Contributed by Marielle Grenade-Willis
We are well aware that cetaceans have an amazing array of capabilities such as the use of vocalization and echolocation to socialize and forage. Apparently, these sounds are even more varied and nuanced than we initially realized as studies have now found that dolphins who aid Brazilian fishermen, by corralling fish closer to the shore, actually make different sounds than the dolphins not engaged in this activity but within the same population. “The frequencies of use of the whistle types are dependent of the foraging tactic and social communities; notably, ascending whistles were more frequent than expected in the non-cooperative context, while concave, multiple and flat whistles were more frequent than expected for the cooperative dolphins. Moreover, dolphin members of different social communities emit whistles that differ in some acoustic features. The social community that routinely engage in the cooperative foraging typically emit shorter whistles with a higher frequency and more inflection points than the community of dolphins that only forage independently.

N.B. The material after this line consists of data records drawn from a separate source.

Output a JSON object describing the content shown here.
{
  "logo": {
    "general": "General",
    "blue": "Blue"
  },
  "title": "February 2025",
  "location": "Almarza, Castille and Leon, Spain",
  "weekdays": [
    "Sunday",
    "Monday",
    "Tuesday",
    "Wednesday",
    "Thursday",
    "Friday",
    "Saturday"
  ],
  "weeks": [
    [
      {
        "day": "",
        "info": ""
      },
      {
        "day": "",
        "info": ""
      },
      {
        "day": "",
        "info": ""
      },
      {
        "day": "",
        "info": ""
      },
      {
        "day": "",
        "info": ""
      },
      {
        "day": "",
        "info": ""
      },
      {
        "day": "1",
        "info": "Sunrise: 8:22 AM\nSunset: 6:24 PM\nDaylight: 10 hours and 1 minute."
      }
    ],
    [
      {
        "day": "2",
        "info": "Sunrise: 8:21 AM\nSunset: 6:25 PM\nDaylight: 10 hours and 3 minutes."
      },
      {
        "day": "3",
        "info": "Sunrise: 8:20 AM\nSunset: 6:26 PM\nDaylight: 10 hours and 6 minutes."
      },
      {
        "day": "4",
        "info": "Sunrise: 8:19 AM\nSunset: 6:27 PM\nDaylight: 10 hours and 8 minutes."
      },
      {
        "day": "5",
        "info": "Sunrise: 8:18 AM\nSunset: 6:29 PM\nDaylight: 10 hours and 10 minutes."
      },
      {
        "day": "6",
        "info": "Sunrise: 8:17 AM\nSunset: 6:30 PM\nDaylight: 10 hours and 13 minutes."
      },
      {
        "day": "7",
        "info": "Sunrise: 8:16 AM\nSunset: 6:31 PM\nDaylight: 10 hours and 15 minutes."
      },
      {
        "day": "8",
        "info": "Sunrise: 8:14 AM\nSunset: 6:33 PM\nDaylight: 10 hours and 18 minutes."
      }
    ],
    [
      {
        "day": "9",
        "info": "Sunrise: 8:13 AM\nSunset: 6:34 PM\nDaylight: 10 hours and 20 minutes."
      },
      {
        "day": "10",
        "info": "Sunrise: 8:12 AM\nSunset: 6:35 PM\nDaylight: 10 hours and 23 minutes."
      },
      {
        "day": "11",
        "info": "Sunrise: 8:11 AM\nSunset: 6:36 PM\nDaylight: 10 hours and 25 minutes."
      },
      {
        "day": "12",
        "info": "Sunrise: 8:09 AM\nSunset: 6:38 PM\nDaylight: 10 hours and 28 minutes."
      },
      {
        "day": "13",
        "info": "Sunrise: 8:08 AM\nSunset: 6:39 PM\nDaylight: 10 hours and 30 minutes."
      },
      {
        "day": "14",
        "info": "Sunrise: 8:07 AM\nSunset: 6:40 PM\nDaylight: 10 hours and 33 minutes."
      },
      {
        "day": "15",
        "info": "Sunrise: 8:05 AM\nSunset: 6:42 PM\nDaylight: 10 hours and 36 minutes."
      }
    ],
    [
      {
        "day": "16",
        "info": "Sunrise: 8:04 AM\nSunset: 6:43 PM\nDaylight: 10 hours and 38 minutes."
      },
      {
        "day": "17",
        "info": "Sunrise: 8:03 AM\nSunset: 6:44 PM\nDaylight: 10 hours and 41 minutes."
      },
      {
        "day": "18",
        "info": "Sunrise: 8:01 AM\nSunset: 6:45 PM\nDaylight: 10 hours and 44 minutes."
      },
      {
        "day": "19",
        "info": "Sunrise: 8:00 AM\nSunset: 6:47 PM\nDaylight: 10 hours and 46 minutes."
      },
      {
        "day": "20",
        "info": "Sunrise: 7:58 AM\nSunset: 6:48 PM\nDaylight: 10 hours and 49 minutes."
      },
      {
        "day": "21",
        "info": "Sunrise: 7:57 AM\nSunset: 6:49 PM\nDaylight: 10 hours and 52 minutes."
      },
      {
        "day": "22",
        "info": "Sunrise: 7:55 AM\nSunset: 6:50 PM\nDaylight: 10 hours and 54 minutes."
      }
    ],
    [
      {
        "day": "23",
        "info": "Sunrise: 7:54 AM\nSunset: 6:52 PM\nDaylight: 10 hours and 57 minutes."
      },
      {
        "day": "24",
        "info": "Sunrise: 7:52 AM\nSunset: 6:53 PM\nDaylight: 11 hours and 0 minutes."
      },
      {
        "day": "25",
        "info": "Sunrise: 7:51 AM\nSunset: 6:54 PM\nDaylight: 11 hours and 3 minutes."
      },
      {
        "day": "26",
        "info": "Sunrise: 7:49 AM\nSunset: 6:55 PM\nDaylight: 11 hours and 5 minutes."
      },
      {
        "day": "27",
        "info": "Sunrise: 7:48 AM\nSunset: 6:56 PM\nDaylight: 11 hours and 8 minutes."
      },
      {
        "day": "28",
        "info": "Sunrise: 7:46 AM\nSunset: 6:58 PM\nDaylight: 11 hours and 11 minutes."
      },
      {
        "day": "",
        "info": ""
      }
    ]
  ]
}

These findings illustrate how social sounds can differ between subsets of individuals within the same population and suggest that dolphins may use slightly different whistles according to the behavioural context.” This study exemplifies the unique communicative capacity of these nonhuman animals and the range of their affiliation capability.